BEGIN

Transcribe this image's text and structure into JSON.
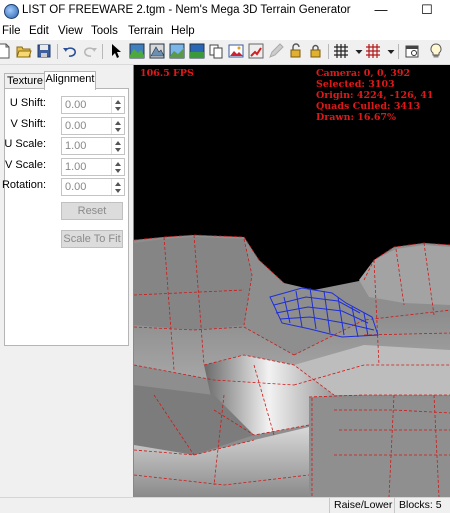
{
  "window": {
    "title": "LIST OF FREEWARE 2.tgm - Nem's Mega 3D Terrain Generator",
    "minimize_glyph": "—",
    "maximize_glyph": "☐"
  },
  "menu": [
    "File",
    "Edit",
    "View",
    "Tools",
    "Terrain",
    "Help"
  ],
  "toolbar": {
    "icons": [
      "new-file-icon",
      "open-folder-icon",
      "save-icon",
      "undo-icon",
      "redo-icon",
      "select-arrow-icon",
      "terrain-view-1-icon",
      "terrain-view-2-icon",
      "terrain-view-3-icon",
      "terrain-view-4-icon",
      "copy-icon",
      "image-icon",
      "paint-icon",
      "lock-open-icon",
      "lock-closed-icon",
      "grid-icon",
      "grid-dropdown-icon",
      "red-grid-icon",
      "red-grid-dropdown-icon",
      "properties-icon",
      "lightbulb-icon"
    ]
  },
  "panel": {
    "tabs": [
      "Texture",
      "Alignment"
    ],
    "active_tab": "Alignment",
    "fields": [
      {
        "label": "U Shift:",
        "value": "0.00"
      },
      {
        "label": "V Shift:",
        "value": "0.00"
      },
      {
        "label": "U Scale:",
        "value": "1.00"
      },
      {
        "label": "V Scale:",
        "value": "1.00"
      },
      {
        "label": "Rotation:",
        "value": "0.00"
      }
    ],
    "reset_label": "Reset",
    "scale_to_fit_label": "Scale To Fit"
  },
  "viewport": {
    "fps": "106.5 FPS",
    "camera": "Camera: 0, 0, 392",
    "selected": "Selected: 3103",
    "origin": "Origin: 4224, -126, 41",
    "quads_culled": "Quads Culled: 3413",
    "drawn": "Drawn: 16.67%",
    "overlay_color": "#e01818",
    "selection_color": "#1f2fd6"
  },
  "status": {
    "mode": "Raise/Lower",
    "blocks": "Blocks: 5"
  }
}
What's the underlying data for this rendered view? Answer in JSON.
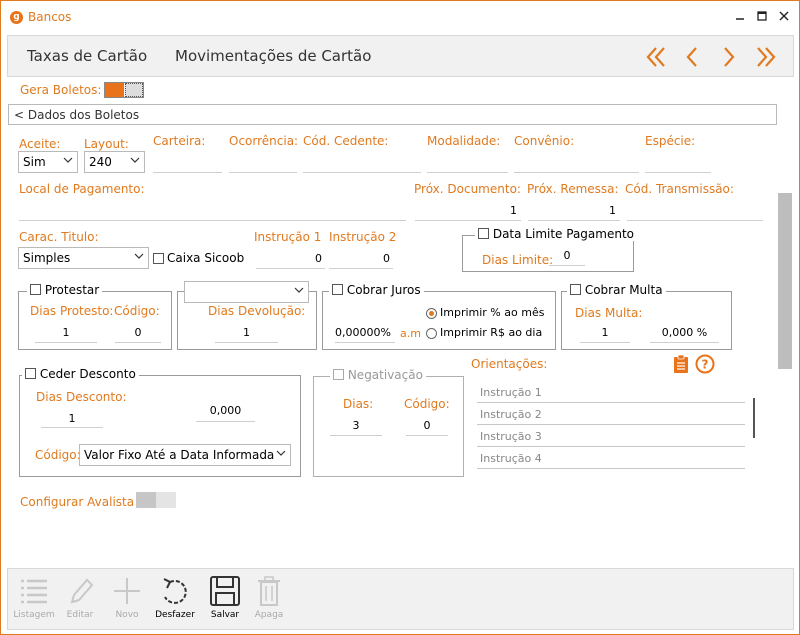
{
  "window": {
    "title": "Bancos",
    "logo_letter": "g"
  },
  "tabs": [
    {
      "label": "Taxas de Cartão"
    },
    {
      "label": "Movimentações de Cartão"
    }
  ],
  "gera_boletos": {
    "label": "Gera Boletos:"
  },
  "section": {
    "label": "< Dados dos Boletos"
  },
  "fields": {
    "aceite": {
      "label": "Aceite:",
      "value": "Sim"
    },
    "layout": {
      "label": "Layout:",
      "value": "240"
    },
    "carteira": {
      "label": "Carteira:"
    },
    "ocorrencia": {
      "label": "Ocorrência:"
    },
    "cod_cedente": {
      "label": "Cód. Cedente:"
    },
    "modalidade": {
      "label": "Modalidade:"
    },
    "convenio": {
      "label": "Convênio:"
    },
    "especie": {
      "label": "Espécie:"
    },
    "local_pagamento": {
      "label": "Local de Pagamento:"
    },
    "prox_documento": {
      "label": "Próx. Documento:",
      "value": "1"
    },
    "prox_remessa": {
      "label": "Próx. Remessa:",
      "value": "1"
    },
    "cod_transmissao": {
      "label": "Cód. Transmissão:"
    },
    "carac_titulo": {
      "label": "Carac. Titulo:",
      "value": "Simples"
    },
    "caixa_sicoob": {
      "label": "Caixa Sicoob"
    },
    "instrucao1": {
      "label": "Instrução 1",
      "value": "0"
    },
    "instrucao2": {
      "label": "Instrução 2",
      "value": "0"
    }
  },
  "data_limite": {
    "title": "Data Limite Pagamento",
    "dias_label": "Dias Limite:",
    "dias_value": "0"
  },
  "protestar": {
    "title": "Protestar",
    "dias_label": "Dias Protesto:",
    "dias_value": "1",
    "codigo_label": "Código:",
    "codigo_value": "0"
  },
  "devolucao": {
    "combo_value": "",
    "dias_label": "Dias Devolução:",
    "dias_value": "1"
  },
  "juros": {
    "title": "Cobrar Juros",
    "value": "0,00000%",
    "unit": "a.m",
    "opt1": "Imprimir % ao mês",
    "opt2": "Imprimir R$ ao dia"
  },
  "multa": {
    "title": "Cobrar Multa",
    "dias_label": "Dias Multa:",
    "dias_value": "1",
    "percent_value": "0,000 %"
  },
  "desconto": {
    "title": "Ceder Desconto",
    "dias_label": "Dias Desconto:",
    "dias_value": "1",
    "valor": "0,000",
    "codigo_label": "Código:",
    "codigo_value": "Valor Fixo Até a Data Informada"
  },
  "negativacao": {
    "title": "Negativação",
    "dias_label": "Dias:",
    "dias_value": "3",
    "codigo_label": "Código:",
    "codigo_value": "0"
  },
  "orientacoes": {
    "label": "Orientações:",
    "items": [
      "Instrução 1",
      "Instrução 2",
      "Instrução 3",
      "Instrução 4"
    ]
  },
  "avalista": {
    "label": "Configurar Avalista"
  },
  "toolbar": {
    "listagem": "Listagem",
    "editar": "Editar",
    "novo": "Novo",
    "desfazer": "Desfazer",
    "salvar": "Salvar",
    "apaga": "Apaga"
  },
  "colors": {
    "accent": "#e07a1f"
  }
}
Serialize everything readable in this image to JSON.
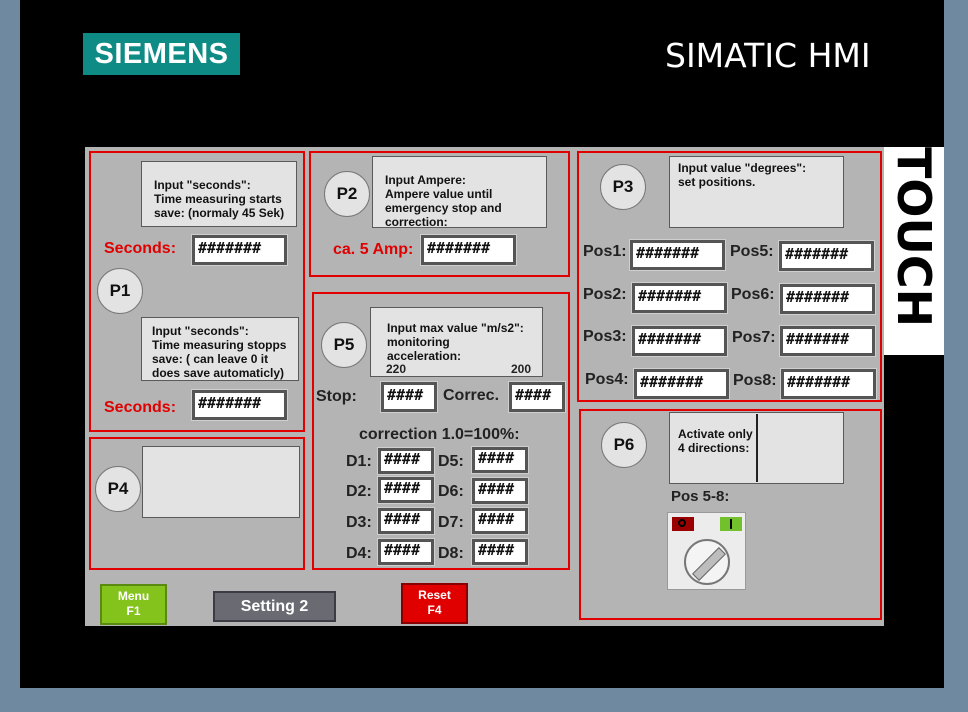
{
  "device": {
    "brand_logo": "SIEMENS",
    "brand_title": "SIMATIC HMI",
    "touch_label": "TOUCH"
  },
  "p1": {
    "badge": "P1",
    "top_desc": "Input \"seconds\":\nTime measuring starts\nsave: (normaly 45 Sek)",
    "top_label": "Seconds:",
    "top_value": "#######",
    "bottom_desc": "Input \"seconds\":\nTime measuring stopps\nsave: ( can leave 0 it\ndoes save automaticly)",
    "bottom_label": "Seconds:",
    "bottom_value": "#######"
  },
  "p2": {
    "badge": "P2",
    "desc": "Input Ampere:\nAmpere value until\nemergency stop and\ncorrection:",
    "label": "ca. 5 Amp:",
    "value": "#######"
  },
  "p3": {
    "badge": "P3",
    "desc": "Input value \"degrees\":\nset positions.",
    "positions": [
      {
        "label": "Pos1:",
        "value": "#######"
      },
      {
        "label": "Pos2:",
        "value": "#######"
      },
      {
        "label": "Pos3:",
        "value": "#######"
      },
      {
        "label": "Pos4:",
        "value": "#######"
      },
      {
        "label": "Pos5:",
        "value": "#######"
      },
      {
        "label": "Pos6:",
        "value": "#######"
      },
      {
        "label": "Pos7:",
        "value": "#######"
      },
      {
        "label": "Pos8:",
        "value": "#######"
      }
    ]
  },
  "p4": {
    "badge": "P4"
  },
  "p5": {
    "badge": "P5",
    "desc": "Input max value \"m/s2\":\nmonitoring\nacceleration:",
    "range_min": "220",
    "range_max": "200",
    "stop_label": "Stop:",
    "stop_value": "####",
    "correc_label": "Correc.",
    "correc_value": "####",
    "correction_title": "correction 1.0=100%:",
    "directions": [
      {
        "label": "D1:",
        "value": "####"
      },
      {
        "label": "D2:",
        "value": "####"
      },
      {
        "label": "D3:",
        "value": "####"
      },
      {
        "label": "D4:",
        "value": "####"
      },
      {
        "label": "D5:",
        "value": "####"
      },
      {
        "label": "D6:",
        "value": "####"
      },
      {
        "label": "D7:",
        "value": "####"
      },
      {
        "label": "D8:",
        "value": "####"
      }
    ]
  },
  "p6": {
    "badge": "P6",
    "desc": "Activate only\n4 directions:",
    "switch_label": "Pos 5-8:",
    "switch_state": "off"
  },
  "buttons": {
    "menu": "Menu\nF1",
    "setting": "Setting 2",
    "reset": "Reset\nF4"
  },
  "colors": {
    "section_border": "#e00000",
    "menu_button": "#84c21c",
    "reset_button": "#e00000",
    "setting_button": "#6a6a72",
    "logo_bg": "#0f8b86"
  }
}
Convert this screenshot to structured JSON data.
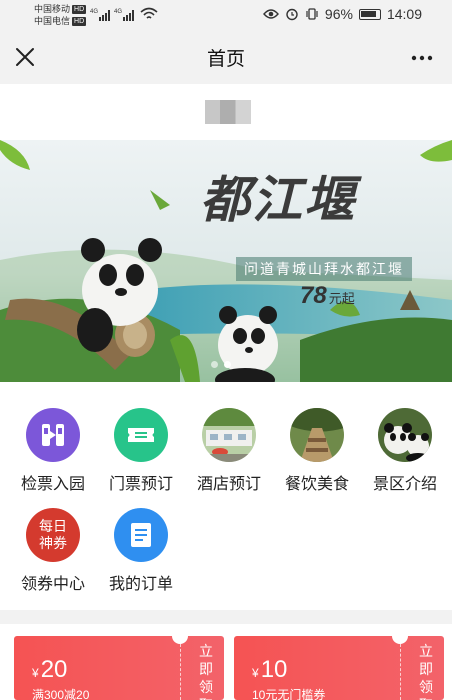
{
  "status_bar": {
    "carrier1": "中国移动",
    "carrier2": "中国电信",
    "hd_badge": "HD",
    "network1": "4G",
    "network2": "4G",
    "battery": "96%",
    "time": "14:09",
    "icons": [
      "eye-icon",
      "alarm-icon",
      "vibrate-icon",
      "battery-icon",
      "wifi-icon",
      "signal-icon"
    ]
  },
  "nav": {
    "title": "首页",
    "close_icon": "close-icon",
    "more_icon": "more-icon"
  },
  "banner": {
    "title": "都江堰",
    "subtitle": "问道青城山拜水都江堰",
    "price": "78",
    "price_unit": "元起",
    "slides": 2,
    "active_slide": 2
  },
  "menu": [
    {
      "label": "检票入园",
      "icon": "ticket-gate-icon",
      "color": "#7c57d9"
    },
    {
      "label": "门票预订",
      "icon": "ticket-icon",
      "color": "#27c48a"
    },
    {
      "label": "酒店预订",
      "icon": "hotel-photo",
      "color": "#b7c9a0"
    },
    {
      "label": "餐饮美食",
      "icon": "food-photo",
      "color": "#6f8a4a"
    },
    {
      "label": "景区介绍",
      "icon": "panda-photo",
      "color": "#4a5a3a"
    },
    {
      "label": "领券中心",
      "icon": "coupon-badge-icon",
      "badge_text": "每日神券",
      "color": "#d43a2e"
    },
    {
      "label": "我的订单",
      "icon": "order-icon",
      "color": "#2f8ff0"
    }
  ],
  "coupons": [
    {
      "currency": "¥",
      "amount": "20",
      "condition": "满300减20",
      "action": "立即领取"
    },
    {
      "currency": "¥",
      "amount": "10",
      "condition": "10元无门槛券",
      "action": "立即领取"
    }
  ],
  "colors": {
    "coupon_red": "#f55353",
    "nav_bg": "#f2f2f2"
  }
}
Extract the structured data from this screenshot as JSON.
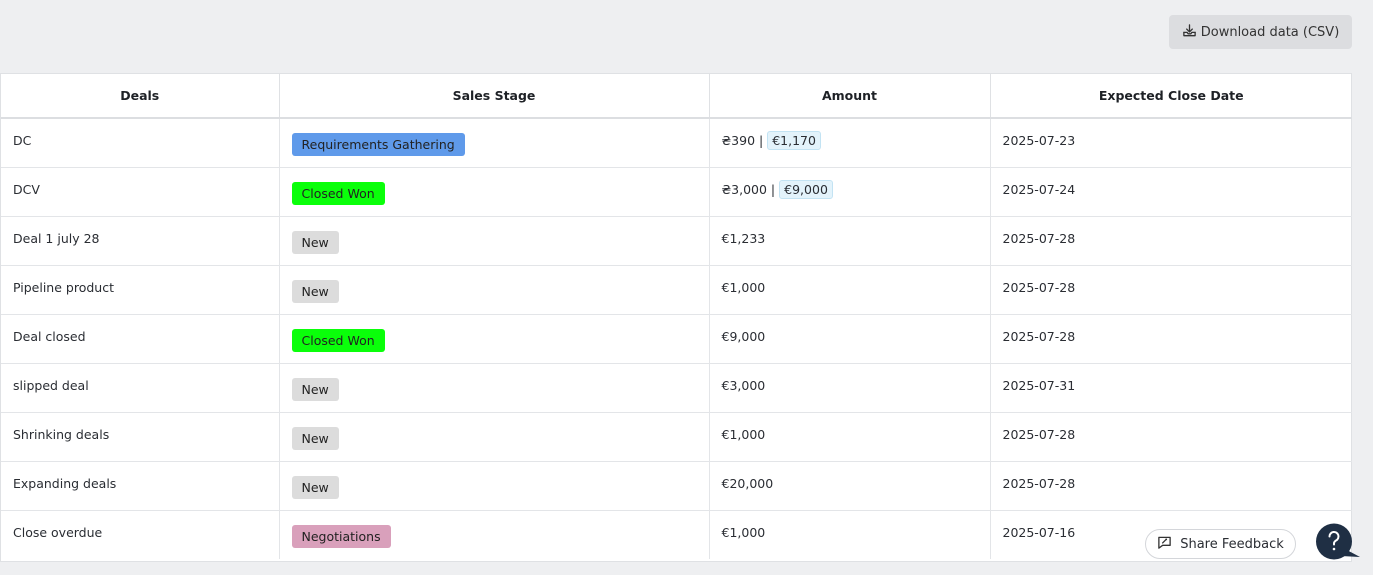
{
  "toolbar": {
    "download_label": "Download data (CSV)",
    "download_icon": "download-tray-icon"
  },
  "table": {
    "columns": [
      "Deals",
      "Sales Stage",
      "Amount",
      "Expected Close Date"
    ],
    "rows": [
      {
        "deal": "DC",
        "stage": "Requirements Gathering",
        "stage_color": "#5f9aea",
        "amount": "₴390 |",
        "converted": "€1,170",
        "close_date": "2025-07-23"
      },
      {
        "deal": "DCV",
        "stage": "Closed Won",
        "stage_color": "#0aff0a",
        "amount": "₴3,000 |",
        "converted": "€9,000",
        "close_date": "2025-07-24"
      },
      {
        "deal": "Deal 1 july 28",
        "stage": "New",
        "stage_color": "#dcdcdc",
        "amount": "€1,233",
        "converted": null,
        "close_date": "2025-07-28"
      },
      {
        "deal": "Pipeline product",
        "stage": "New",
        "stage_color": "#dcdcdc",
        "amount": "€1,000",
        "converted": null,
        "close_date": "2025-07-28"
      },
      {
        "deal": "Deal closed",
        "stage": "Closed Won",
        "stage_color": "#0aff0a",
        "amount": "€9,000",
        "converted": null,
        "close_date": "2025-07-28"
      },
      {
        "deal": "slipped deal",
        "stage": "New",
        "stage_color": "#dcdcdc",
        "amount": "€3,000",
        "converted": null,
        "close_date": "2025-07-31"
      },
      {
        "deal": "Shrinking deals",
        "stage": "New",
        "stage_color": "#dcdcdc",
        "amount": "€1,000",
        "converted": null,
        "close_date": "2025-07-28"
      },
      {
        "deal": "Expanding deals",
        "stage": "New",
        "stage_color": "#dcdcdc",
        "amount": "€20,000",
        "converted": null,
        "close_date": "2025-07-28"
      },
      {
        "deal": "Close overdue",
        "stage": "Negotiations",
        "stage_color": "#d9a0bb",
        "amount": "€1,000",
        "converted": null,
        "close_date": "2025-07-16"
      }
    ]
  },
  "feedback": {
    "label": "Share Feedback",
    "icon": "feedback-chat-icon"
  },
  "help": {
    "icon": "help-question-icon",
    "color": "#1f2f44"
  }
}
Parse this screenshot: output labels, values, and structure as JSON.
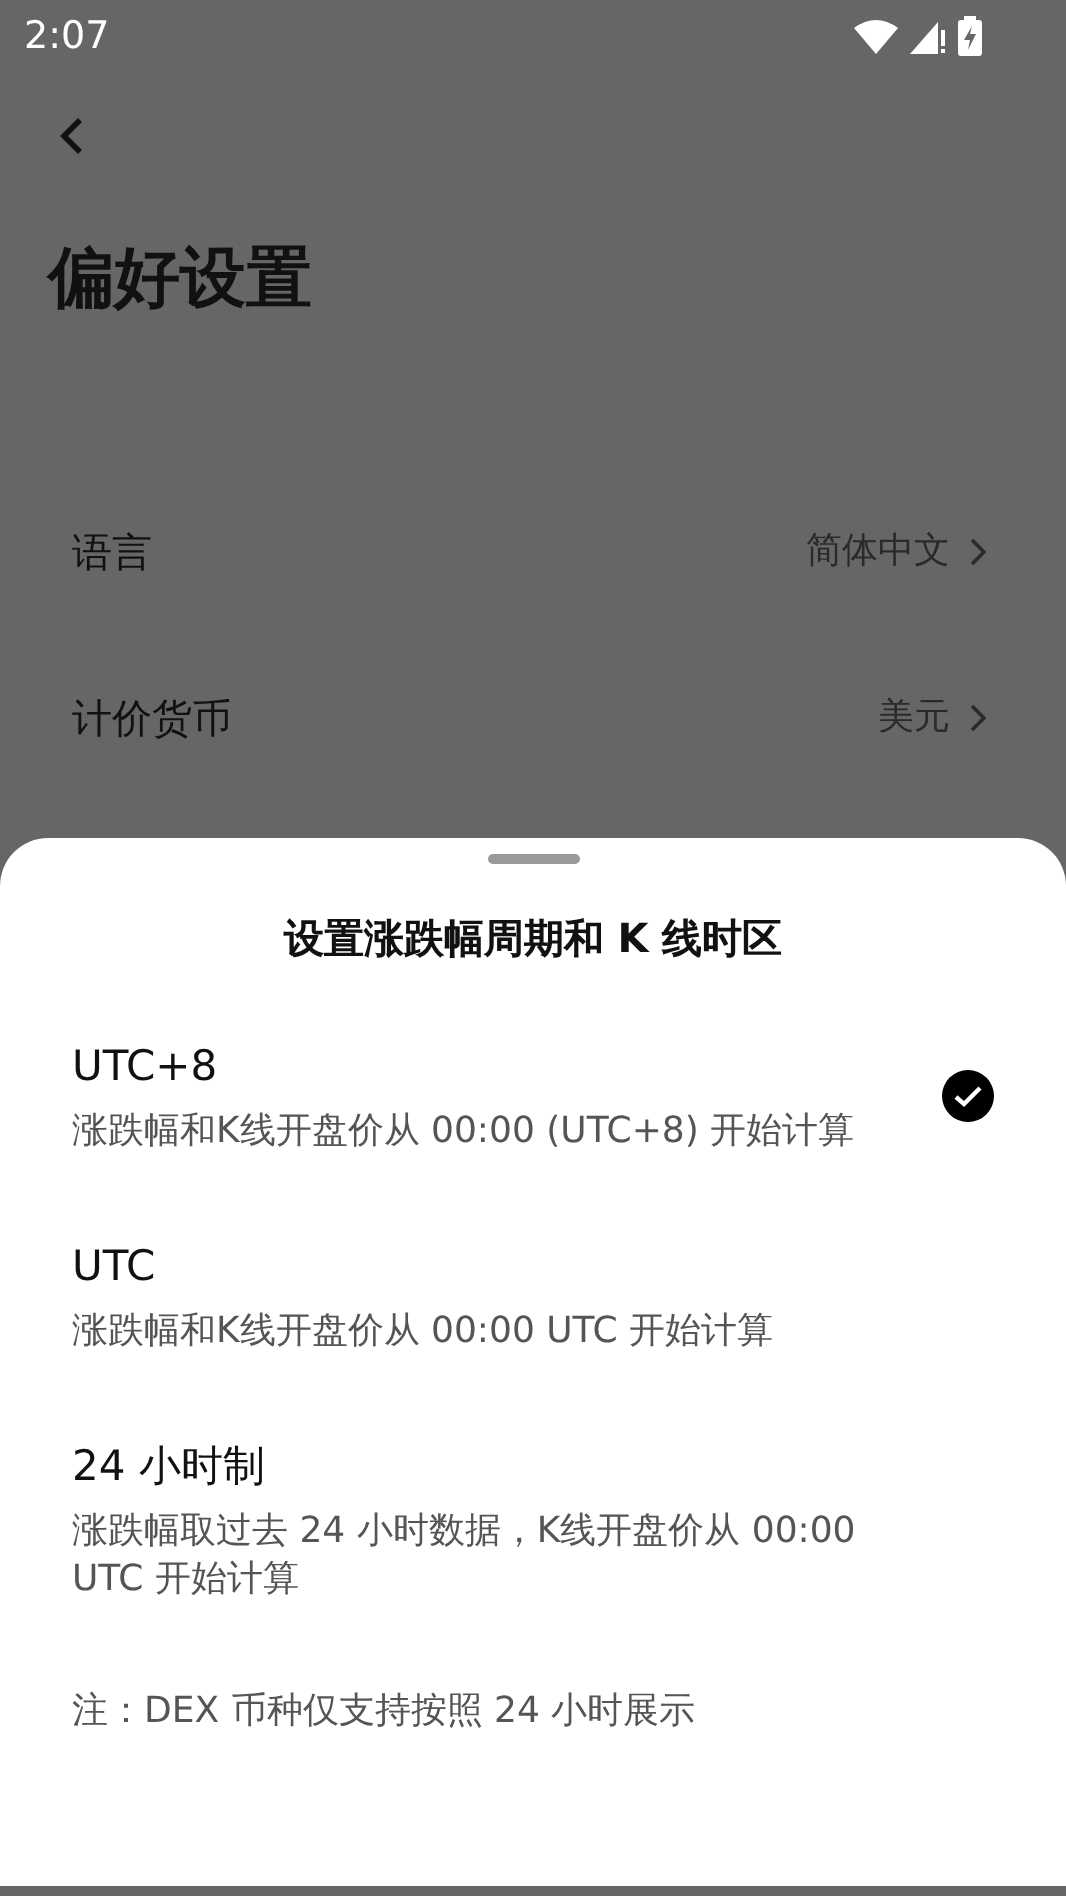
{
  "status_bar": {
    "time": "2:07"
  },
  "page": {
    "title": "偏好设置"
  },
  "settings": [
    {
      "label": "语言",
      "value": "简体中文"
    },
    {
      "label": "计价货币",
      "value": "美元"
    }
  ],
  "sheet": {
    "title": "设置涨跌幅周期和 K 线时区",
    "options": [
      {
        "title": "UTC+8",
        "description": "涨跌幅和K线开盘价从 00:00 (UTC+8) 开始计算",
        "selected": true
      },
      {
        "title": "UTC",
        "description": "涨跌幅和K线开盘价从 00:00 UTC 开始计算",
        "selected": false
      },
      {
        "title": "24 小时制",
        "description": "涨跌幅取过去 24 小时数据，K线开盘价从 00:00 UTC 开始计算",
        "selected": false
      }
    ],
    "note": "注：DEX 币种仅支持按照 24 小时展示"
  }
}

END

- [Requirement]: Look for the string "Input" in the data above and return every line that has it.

- [Response]:
    "top_desc": "Input \"seconds\":\nTime measuring starts\nsave: (normaly 45 Sek)",
    "bottom_desc": "Input \"seconds\":\nTime measuring stopps\nsave: ( can leave 0 it\ndoes save automaticly)",
    "desc": "Input Ampere:\nAmpere value until\nemergency stop and\ncorrection:",
    "desc": "Input value \"degrees\":\nset positions.",
    "desc": "Input max value \"m/s2\":\nmonitoring\nacceleration:",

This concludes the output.